WORK INSTRUCTION — Print all entries below exactly, without images.

*** Opening of DATA RECORDS ***

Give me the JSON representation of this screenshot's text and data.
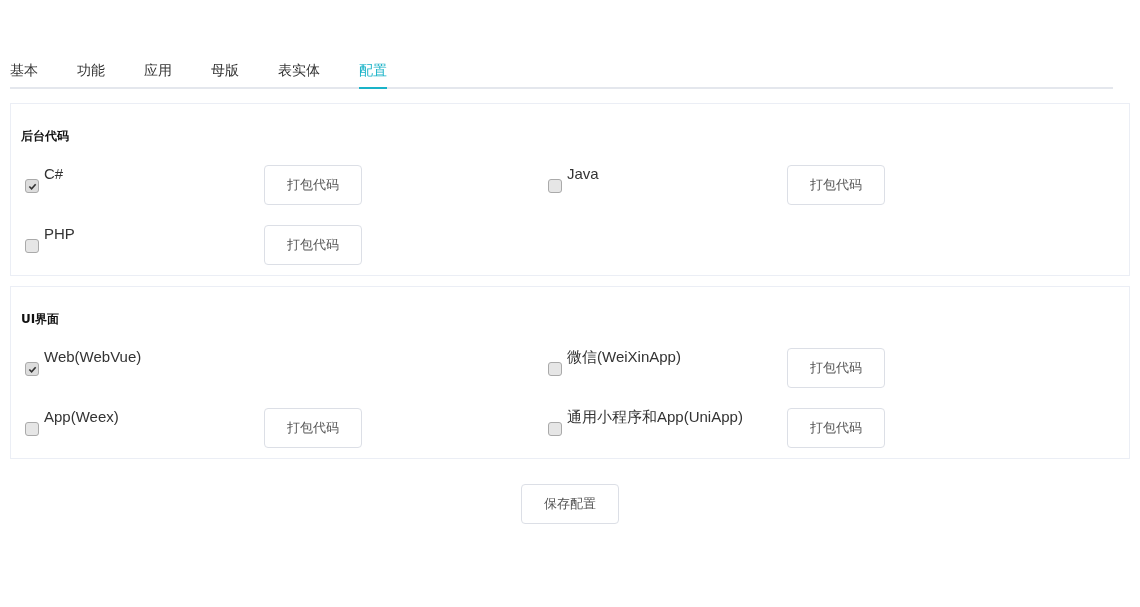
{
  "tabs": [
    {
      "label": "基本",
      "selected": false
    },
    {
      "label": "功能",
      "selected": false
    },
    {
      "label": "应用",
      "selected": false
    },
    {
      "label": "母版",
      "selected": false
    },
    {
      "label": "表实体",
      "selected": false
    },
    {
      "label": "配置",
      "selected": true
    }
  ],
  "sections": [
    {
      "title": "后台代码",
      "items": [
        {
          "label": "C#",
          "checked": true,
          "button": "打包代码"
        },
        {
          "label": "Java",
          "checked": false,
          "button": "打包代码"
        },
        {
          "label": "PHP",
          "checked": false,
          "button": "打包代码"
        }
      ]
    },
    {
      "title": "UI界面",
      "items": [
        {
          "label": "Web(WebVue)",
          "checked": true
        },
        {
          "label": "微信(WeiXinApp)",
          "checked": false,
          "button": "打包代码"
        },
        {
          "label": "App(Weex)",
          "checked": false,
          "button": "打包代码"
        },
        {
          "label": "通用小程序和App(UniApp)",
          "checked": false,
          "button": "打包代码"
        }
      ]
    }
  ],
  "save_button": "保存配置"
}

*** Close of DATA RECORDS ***

SOLUTION TO THE PROBLEM —
Give me the JSON representation of this screenshot's text and data.
{
  "tabs": [
    {
      "label": "基本",
      "selected": false
    },
    {
      "label": "功能",
      "selected": false
    },
    {
      "label": "应用",
      "selected": false
    },
    {
      "label": "母版",
      "selected": false
    },
    {
      "label": "表实体",
      "selected": false
    },
    {
      "label": "配置",
      "selected": true
    }
  ],
  "sections": [
    {
      "title": "后台代码",
      "items": [
        {
          "label": "C#",
          "checked": true,
          "button": "打包代码"
        },
        {
          "label": "Java",
          "checked": false,
          "button": "打包代码"
        },
        {
          "label": "PHP",
          "checked": false,
          "button": "打包代码"
        }
      ]
    },
    {
      "title": "UI界面",
      "items": [
        {
          "label": "Web(WebVue)",
          "checked": true
        },
        {
          "label": "微信(WeiXinApp)",
          "checked": false,
          "button": "打包代码"
        },
        {
          "label": "App(Weex)",
          "checked": false,
          "button": "打包代码"
        },
        {
          "label": "通用小程序和App(UniApp)",
          "checked": false,
          "button": "打包代码"
        }
      ]
    }
  ],
  "save_button": "保存配置"
}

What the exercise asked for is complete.